“We were bombarded left and right with offers to see Patpong’s famous ‘tiger shows’ but we ignored all these dubious characters. However, curiosity got the better of us and we relented after this nice older-looking lady approached us and told us we could go in for free if we paid 100 baht (RM10) for a beer each,” recalls sales manager Koay Sue-Lyn, 30.
“The girls there were the ugliest we had ever seen and the place was really shoddy. We decided to call for the bill.”
The party of four had a shock when the bill came to around 8,000 baht (RM800).
“The waitress showed us a small card on our table stating that it was 1,500 baht (RM150) to look and 500 baht (RM50) for a bottle of beer each!
“We didn’t have that much money with us so we argued with them, and that’s when the big bouncers came and surrounded us. It was either we paid our bill, or we wouldn’t see daylight again.”
Koay and her friends managed to reduce the price to about 5,000 baht (RM500).
“It was a very expensive lesson indeed, the most I ever paid for a bottle of beer. I found out later that some of my other friends and even my father fell for this same scam,” she says.
“We are aware of this scam but we don’t warn the customers as that is how the club makes money,” says Mongkun Nuntharat, 25, a nightclub bouncer in Bangkok.

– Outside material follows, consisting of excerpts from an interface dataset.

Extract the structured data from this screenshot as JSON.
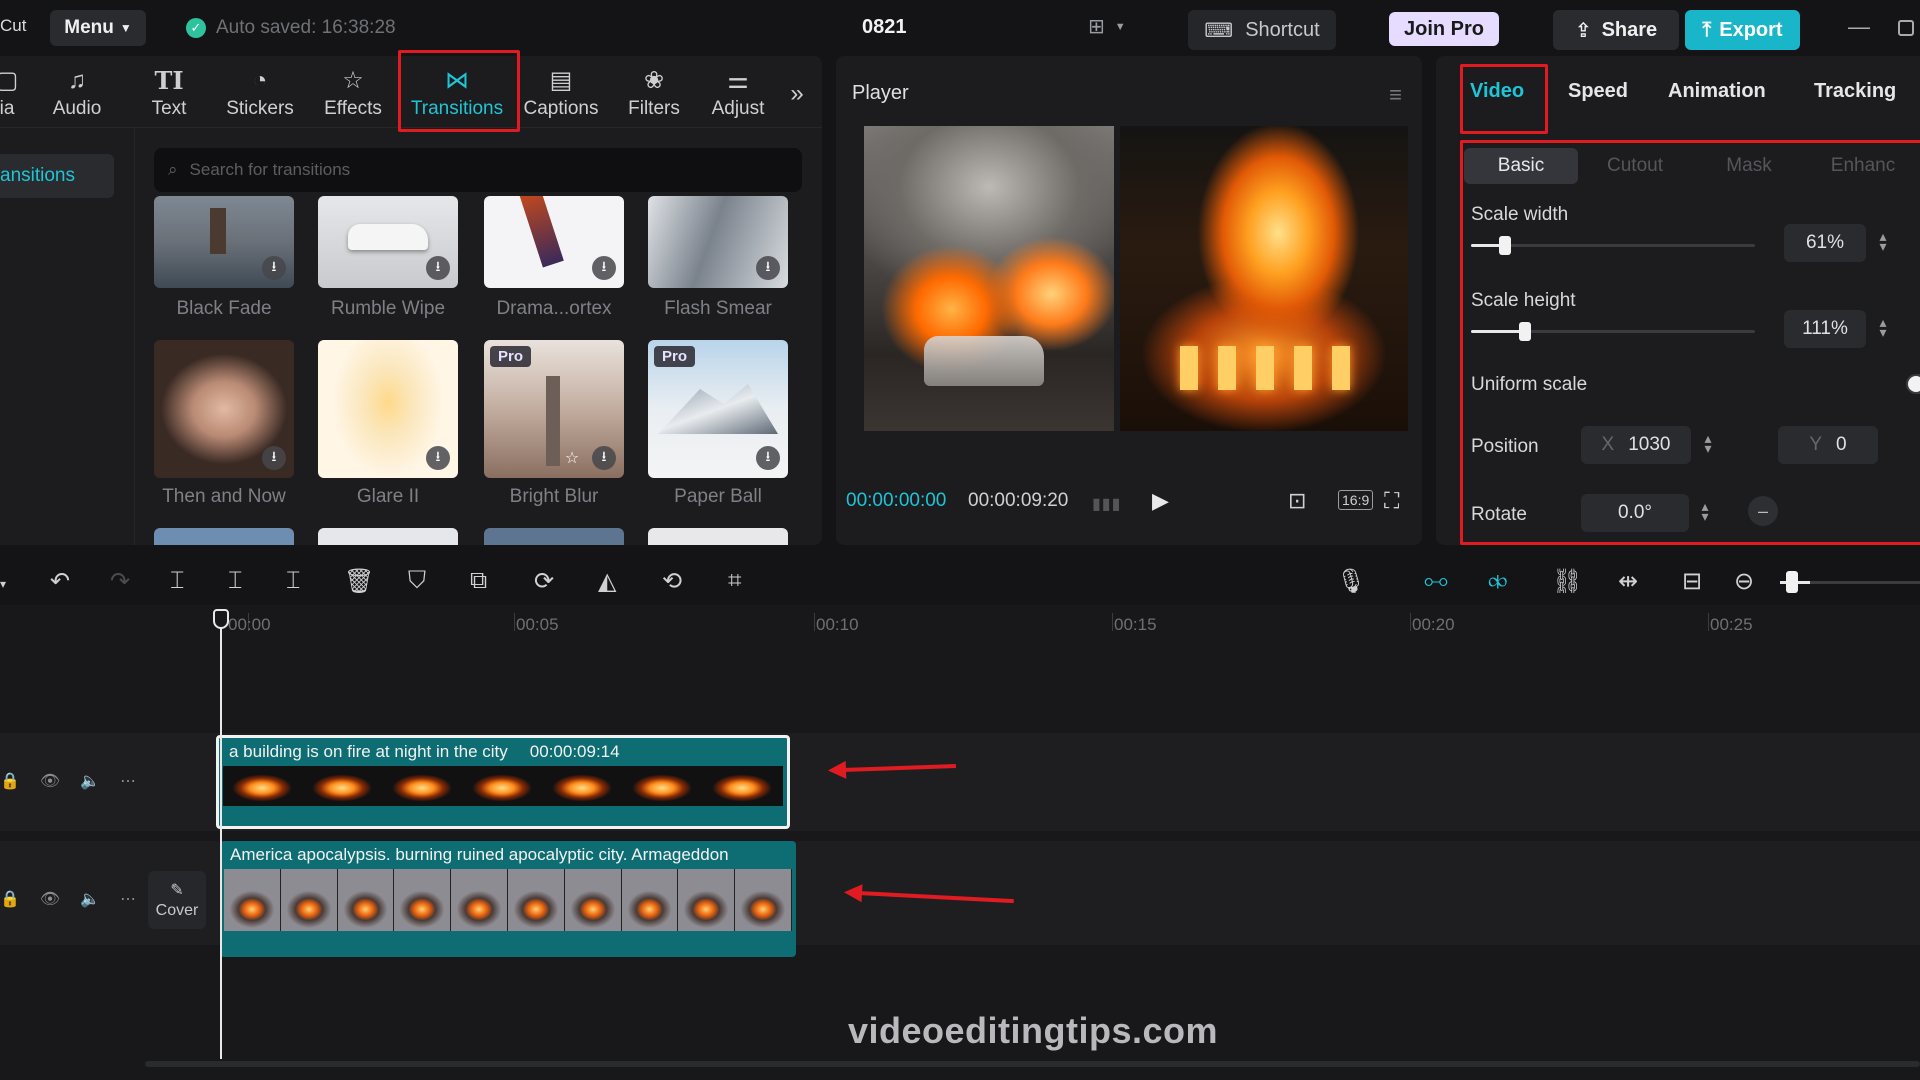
{
  "topbar": {
    "app_name": "Cut",
    "menu_label": "Menu",
    "autosave_text": "Auto saved: 16:38:28",
    "project_title": "0821",
    "shortcut_label": "Shortcut",
    "join_pro_label": "Join Pro",
    "share_label": "Share",
    "export_label": "Export"
  },
  "tool_tabs": [
    {
      "label": "ia",
      "icon": "media-icon"
    },
    {
      "label": "Audio",
      "icon": "audio-icon"
    },
    {
      "label": "Text",
      "icon": "text-icon"
    },
    {
      "label": "Stickers",
      "icon": "stickers-icon"
    },
    {
      "label": "Effects",
      "icon": "effects-icon"
    },
    {
      "label": "Transitions",
      "icon": "transitions-icon",
      "active": true
    },
    {
      "label": "Captions",
      "icon": "captions-icon"
    },
    {
      "label": "Filters",
      "icon": "filters-icon"
    },
    {
      "label": "Adjust",
      "icon": "adjust-icon"
    }
  ],
  "side_nav": {
    "active_label": "ansitions"
  },
  "search": {
    "placeholder": "Search for transitions"
  },
  "transitions": [
    {
      "label": "Black Fade",
      "pro": false
    },
    {
      "label": "Rumble Wipe",
      "pro": false
    },
    {
      "label": "Drama...ortex",
      "pro": false
    },
    {
      "label": "Flash Smear",
      "pro": false
    },
    {
      "label": "Then and Now",
      "pro": false
    },
    {
      "label": "Glare II",
      "pro": false
    },
    {
      "label": "Bright Blur",
      "pro": true
    },
    {
      "label": "Paper Ball",
      "pro": true
    }
  ],
  "pro_badge": "Pro",
  "player": {
    "title": "Player",
    "current_time": "00:00:00:00",
    "total_time": "00:00:09:20",
    "ratio": "16:9"
  },
  "right_panel": {
    "tabs": [
      "Video",
      "Speed",
      "Animation",
      "Tracking"
    ],
    "active_tab": "Video",
    "sub_tabs": [
      "Basic",
      "Cutout",
      "Mask",
      "Enhanc"
    ],
    "active_sub_tab": "Basic",
    "scale_width_label": "Scale width",
    "scale_width_value": "61%",
    "scale_width_fraction": 0.12,
    "scale_height_label": "Scale height",
    "scale_height_value": "111%",
    "scale_height_fraction": 0.19,
    "uniform_scale_label": "Uniform scale",
    "position_label": "Position",
    "position_x_axis": "X",
    "position_x": "1030",
    "position_y_axis": "Y",
    "position_y": "0",
    "rotate_label": "Rotate",
    "rotate_value": "0.0°"
  },
  "timeline": {
    "ruler": [
      "00:00",
      "00:05",
      "00:10",
      "00:15",
      "00:20",
      "00:25"
    ],
    "cover_label": "Cover",
    "clips": [
      {
        "title": "a building is on fire at night in the city",
        "duration": "00:00:09:14",
        "selected": true
      },
      {
        "title": "America apocalypsis. burning ruined apocalyptic city. Armageddon",
        "duration": "",
        "selected": false
      }
    ]
  },
  "watermark": "videoeditingtips.com",
  "colors": {
    "accent": "#1fc4d6",
    "highlight_box": "#e11b22",
    "clip": "#0e6d73",
    "export": "#19b6c9",
    "join_pro": "#e5dcff"
  }
}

“Many still fall for it as they are curious to see the shows. But we do have legitimate clubs that display all the prices. My advice is to trust your gut instinct and ask about all the hidden costs before agreeing to follow anyone.”
Real Life Experience Submitted by Readers!
Other commons travel scams told by others
- Asia Travel Scams – You’ve heard many horror stories of tourists getting scammed as they travel around Asia. Sometimes it’s money, sometimes, much worse than that.
- How to avoid taxi scams – It is really sad to read news again about a lady who is a tourist from the United State got robbed and raped by two men after being taken on a 80km terror ride in a taxi.
- Ensure a safe and happy vacation – The last thing you need when on holiday is to be mugged or robbed. Taking certain precautions will definitely make your holiday a happy one.